#### How to complete this task
Please print out the entries below unchanged and skip the images.

[Stored items]
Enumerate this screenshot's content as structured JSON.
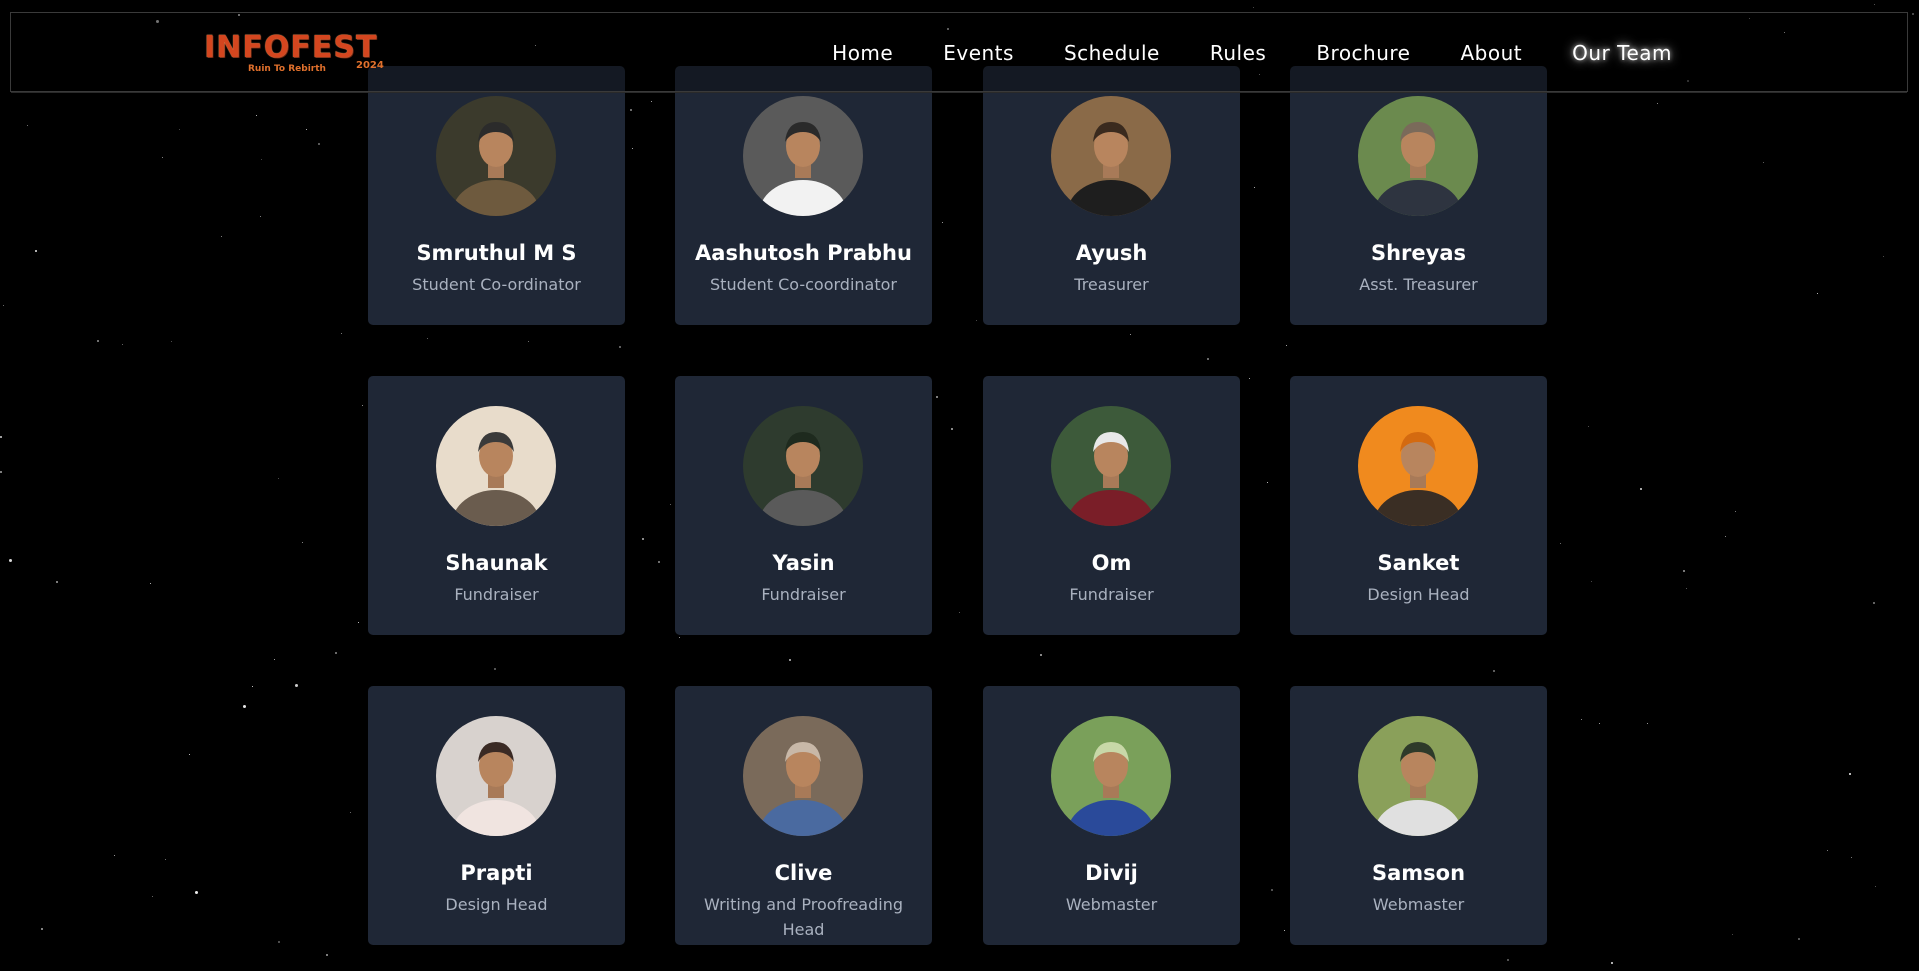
{
  "brand": {
    "logo_text": "INFOFEST",
    "tagline": "Ruin To Rebirth",
    "year": "2024"
  },
  "nav": {
    "items": [
      {
        "label": "Home"
      },
      {
        "label": "Events"
      },
      {
        "label": "Schedule"
      },
      {
        "label": "Rules"
      },
      {
        "label": "Brochure"
      },
      {
        "label": "About"
      },
      {
        "label": "Our Team"
      }
    ],
    "active": "Our Team"
  },
  "team": [
    {
      "name": "Smruthul M S",
      "role": "Student Co-ordinator",
      "avatar": "portrait-photo"
    },
    {
      "name": "Aashutosh Prabhu",
      "role": "Student Co-coordinator",
      "avatar": "portrait-photo"
    },
    {
      "name": "Ayush",
      "role": "Treasurer",
      "avatar": "portrait-photo"
    },
    {
      "name": "Shreyas",
      "role": "Asst. Treasurer",
      "avatar": "portrait-photo"
    },
    {
      "name": "Shaunak",
      "role": "Fundraiser",
      "avatar": "portrait-photo"
    },
    {
      "name": "Yasin",
      "role": "Fundraiser",
      "avatar": "portrait-photo"
    },
    {
      "name": "Om",
      "role": "Fundraiser",
      "avatar": "portrait-photo"
    },
    {
      "name": "Sanket",
      "role": "Design Head",
      "avatar": "portrait-photo"
    },
    {
      "name": "Prapti",
      "role": "Design Head",
      "avatar": "portrait-photo"
    },
    {
      "name": "Clive",
      "role": "Writing and Proofreading Head",
      "avatar": "portrait-photo"
    },
    {
      "name": "Divij",
      "role": "Webmaster",
      "avatar": "portrait-photo"
    },
    {
      "name": "Samson",
      "role": "Webmaster",
      "avatar": "portrait-photo"
    }
  ],
  "colors": {
    "background": "#000000",
    "card": "#1f2736",
    "name_text": "#ffffff",
    "role_text": "#a9b1bf",
    "logo_accent": "#d4461f"
  }
}
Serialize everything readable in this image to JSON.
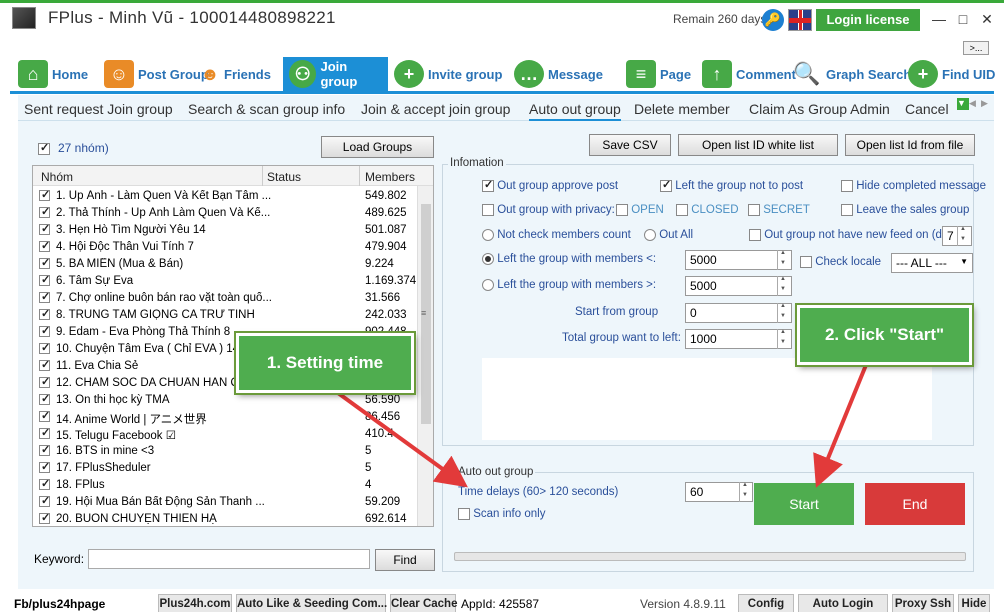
{
  "window": {
    "title": "FPlus - Minh Vũ - 100014480898221",
    "remain": "Remain 260 days",
    "login_label": "Login license",
    "more_label": ">..."
  },
  "nav": [
    {
      "label": "Home",
      "icon": "home-icon"
    },
    {
      "label": "Post Group",
      "icon": "people-icon"
    },
    {
      "label": "Friends",
      "icon": "friends-icon"
    },
    {
      "label": "Join group",
      "icon": "join-group-icon"
    },
    {
      "label": "Invite group",
      "icon": "add-user-icon"
    },
    {
      "label": "Message",
      "icon": "chat-icon"
    },
    {
      "label": "Page",
      "icon": "document-icon"
    },
    {
      "label": "Comment",
      "icon": "arrow-up-icon"
    },
    {
      "label": "Graph Search",
      "icon": "search-icon"
    },
    {
      "label": "Find UID",
      "icon": "find-user-icon"
    }
  ],
  "subtabs": [
    "Sent request Join group",
    "Search & scan group info",
    "Join & accept join group",
    "Auto out group",
    "Delete member",
    "Claim As Group Admin",
    "Cancel"
  ],
  "left": {
    "count_label": "27 nhóm)",
    "load_groups": "Load Groups",
    "columns": [
      "Nhóm",
      "Status",
      "Members"
    ],
    "rows": [
      {
        "name": "1. Up Ảnh - Làm Quen Và Kết Bạn Tâm ...",
        "members": "549.802"
      },
      {
        "name": "2. Thả Thính - Up Ảnh Làm Quen Và Kế...",
        "members": "489.625"
      },
      {
        "name": "3. Hẹn Hò Tìm Người Yêu 14",
        "members": "501.087"
      },
      {
        "name": "4. Hội Độc Thân Vui Tính 7",
        "members": "479.904"
      },
      {
        "name": "5. BA MIỀN (Mua & Bán)",
        "members": "9.224"
      },
      {
        "name": "6. Tâm Sự Eva",
        "members": "1.169.374"
      },
      {
        "name": "7. Chợ online buôn bán rao vặt toàn quố...",
        "members": "31.566"
      },
      {
        "name": "8. TRUNG TÂM GIỌNG CA TRỮ TÌNH",
        "members": "242.033"
      },
      {
        "name": "9. Edam - Eva Phòng Thả Thính 8",
        "members": "902.448"
      },
      {
        "name": "10. Chuyện Tâm Eva ( Chỉ EVA ) 14",
        "members": ""
      },
      {
        "name": "11. Eva Chia Sẻ",
        "members": ""
      },
      {
        "name": "12. CHĂM SÓC DA CHUẨN HÀN QUỐC",
        "members": ""
      },
      {
        "name": "13. Ôn thi học kỳ TMA",
        "members": "56.590"
      },
      {
        "name": "14. Anime World | アニメ世界",
        "members": "86.456"
      },
      {
        "name": "15. Telugu Facebook ☑",
        "members": "410.4"
      },
      {
        "name": "16. BTS in mine <3",
        "members": "5"
      },
      {
        "name": "17. FPlusSheduler",
        "members": "5"
      },
      {
        "name": "18. FPlus",
        "members": "4"
      },
      {
        "name": "19. Hội Mua Bán Bất Động Sản Thanh ...",
        "members": "59.209"
      },
      {
        "name": "20. BUÔN CHUYỆN THIÊN HẠ",
        "members": "692.614"
      }
    ],
    "keyword_label": "Keyword:",
    "keyword_value": "",
    "find_label": "Find"
  },
  "right": {
    "save_csv": "Save CSV",
    "open_whitelist": "Open list ID white list",
    "open_file": "Open list Id from file",
    "info_legend": "Infomation",
    "opt_approve": "Out group approve post",
    "opt_not_post": "Left the group not to post",
    "opt_hide": "Hide completed message",
    "opt_privacy": "Out group with privacy:",
    "privacy_open": "OPEN",
    "privacy_closed": "CLOSED",
    "privacy_secret": "SECRET",
    "opt_sales": "Leave the sales group",
    "radio_not_check": "Not check members count",
    "radio_out_all": "Out All",
    "opt_no_feed": "Out group not have new feed on (day",
    "no_feed_days": "7",
    "radio_lt": "Left the group with members <:",
    "lt_value": "5000",
    "check_locale": "Check locale",
    "locale_value": "--- ALL ---",
    "radio_gt": "Left the group with members >:",
    "gt_value": "5000",
    "start_from_label": "Start from group",
    "start_from_value": "0",
    "total_label": "Total group want to left:",
    "total_value": "1000",
    "auto_legend": "Auto out group",
    "delays_label": "Time delays (60> 120 seconds)",
    "delays_value": "60",
    "scan_info": "Scan info only",
    "start_label": "Start",
    "end_label": "End"
  },
  "callouts": {
    "setting_time": "1. Setting time",
    "click_start": "2. Click \"Start\""
  },
  "status": {
    "fb": "Fb/plus24hpage",
    "plus24h": "Plus24h.com",
    "auto_like": "Auto Like & Seeding Com...",
    "clear_cache": "Clear Cache",
    "appid": "AppId: 425587",
    "version": "Version 4.8.9.11",
    "config": "Config",
    "auto_login": "Auto Login",
    "proxy": "Proxy Ssh",
    "hide": "Hide"
  }
}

#### Expected answer
Enumerate this screenshot's content as structured JSON.
{
  "brand": {
    "logo_text": "INFOFEST",
    "tagline": "Ruin To Rebirth",
    "year": "2024"
  },
  "nav": {
    "items": [
      {
        "label": "Home"
      },
      {
        "label": "Events"
      },
      {
        "label": "Schedule"
      },
      {
        "label": "Rules"
      },
      {
        "label": "Brochure"
      },
      {
        "label": "About"
      },
      {
        "label": "Our Team"
      }
    ],
    "active": "Our Team"
  },
  "team": [
    {
      "name": "Smruthul M S",
      "role": "Student Co-ordinator",
      "avatar": "portrait-photo"
    },
    {
      "name": "Aashutosh Prabhu",
      "role": "Student Co-coordinator",
      "avatar": "portrait-photo"
    },
    {
      "name": "Ayush",
      "role": "Treasurer",
      "avatar": "portrait-photo"
    },
    {
      "name": "Shreyas",
      "role": "Asst. Treasurer",
      "avatar": "portrait-photo"
    },
    {
      "name": "Shaunak",
      "role": "Fundraiser",
      "avatar": "portrait-photo"
    },
    {
      "name": "Yasin",
      "role": "Fundraiser",
      "avatar": "portrait-photo"
    },
    {
      "name": "Om",
      "role": "Fundraiser",
      "avatar": "portrait-photo"
    },
    {
      "name": "Sanket",
      "role": "Design Head",
      "avatar": "portrait-photo"
    },
    {
      "name": "Prapti",
      "role": "Design Head",
      "avatar": "portrait-photo"
    },
    {
      "name": "Clive",
      "role": "Writing and Proofreading Head",
      "avatar": "portrait-photo"
    },
    {
      "name": "Divij",
      "role": "Webmaster",
      "avatar": "portrait-photo"
    },
    {
      "name": "Samson",
      "role": "Webmaster",
      "avatar": "portrait-photo"
    }
  ],
  "colors": {
    "background": "#000000",
    "card": "#1f2736",
    "name_text": "#ffffff",
    "role_text": "#a9b1bf",
    "logo_accent": "#d4461f"
  }
}
Serialize everything readable in this image to JSON.
{
  "window": {
    "title": "FPlus - Minh Vũ - 100014480898221",
    "remain": "Remain 260 days",
    "login_label": "Login license",
    "more_label": ">..."
  },
  "nav": [
    {
      "label": "Home",
      "icon": "home-icon"
    },
    {
      "label": "Post Group",
      "icon": "people-icon"
    },
    {
      "label": "Friends",
      "icon": "friends-icon"
    },
    {
      "label": "Join group",
      "icon": "join-group-icon"
    },
    {
      "label": "Invite group",
      "icon": "add-user-icon"
    },
    {
      "label": "Message",
      "icon": "chat-icon"
    },
    {
      "label": "Page",
      "icon": "document-icon"
    },
    {
      "label": "Comment",
      "icon": "arrow-up-icon"
    },
    {
      "label": "Graph Search",
      "icon": "search-icon"
    },
    {
      "label": "Find UID",
      "icon": "find-user-icon"
    }
  ],
  "subtabs": [
    "Sent request Join group",
    "Search & scan group info",
    "Join & accept join group",
    "Auto out group",
    "Delete member",
    "Claim As Group Admin",
    "Cancel"
  ],
  "left": {
    "count_label": "27 nhóm)",
    "load_groups": "Load Groups",
    "columns": [
      "Nhóm",
      "Status",
      "Members"
    ],
    "rows": [
      {
        "name": "1. Up Ảnh - Làm Quen Và Kết Bạn Tâm ...",
        "members": "549.802"
      },
      {
        "name": "2. Thả Thính - Up Ảnh Làm Quen Và Kế...",
        "members": "489.625"
      },
      {
        "name": "3. Hẹn Hò Tìm Người Yêu 14",
        "members": "501.087"
      },
      {
        "name": "4. Hội Độc Thân Vui Tính 7",
        "members": "479.904"
      },
      {
        "name": "5. BA MIỀN (Mua & Bán)",
        "members": "9.224"
      },
      {
        "name": "6. Tâm Sự Eva",
        "members": "1.169.374"
      },
      {
        "name": "7. Chợ online buôn bán rao vặt toàn quố...",
        "members": "31.566"
      },
      {
        "name": "8. TRUNG TÂM GIỌNG CA TRỮ TÌNH",
        "members": "242.033"
      },
      {
        "name": "9. Edam - Eva Phòng Thả Thính 8",
        "members": "902.448"
      },
      {
        "name": "10. Chuyện Tâm Eva ( Chỉ EVA ) 14",
        "members": ""
      },
      {
        "name": "11. Eva Chia Sẻ",
        "members": ""
      },
      {
        "name": "12. CHĂM SÓC DA CHUẨN HÀN QUỐC",
        "members": ""
      },
      {
        "name": "13. Ôn thi học kỳ TMA",
        "members": "56.590"
      },
      {
        "name": "14. Anime World | アニメ世界",
        "members": "86.456"
      },
      {
        "name": "15. Telugu Facebook ☑",
        "members": "410.4"
      },
      {
        "name": "16. BTS in mine <3",
        "members": "5"
      },
      {
        "name": "17. FPlusSheduler",
        "members": "5"
      },
      {
        "name": "18. FPlus",
        "members": "4"
      },
      {
        "name": "19. Hội Mua Bán Bất Động Sản Thanh ...",
        "members": "59.209"
      },
      {
        "name": "20. BUÔN CHUYỆN THIÊN HẠ",
        "members": "692.614"
      }
    ],
    "keyword_label": "Keyword:",
    "keyword_value": "",
    "find_label": "Find"
  },
  "right": {
    "save_csv": "Save CSV",
    "open_whitelist": "Open list ID white list",
    "open_file": "Open list Id from file",
    "info_legend": "Infomation",
    "opt_approve": "Out group approve post",
    "opt_not_post": "Left the group not to post",
    "opt_hide": "Hide completed message",
    "opt_privacy": "Out group with privacy:",
    "privacy_open": "OPEN",
    "privacy_closed": "CLOSED",
    "privacy_secret": "SECRET",
    "opt_sales": "Leave the sales group",
    "radio_not_check": "Not check members count",
    "radio_out_all": "Out All",
    "opt_no_feed": "Out group not have new feed on (day",
    "no_feed_days": "7",
    "radio_lt": "Left the group with members <:",
    "lt_value": "5000",
    "check_locale": "Check locale",
    "locale_value": "--- ALL ---",
    "radio_gt": "Left the group with members >:",
    "gt_value": "5000",
    "start_from_label": "Start from group",
    "start_from_value": "0",
    "total_label": "Total group want to left:",
    "total_value": "1000",
    "auto_legend": "Auto out group",
    "delays_label": "Time delays (60> 120 seconds)",
    "delays_value": "60",
    "scan_info": "Scan info only",
    "start_label": "Start",
    "end_label": "End"
  },
  "callouts": {
    "setting_time": "1. Setting time",
    "click_start": "2. Click \"Start\""
  },
  "status": {
    "fb": "Fb/plus24hpage",
    "plus24h": "Plus24h.com",
    "auto_like": "Auto Like & Seeding Com...",
    "clear_cache": "Clear Cache",
    "appid": "AppId: 425587",
    "version": "Version 4.8.9.11",
    "config": "Config",
    "auto_login": "Auto Login",
    "proxy": "Proxy Ssh",
    "hide": "Hide"
  }
}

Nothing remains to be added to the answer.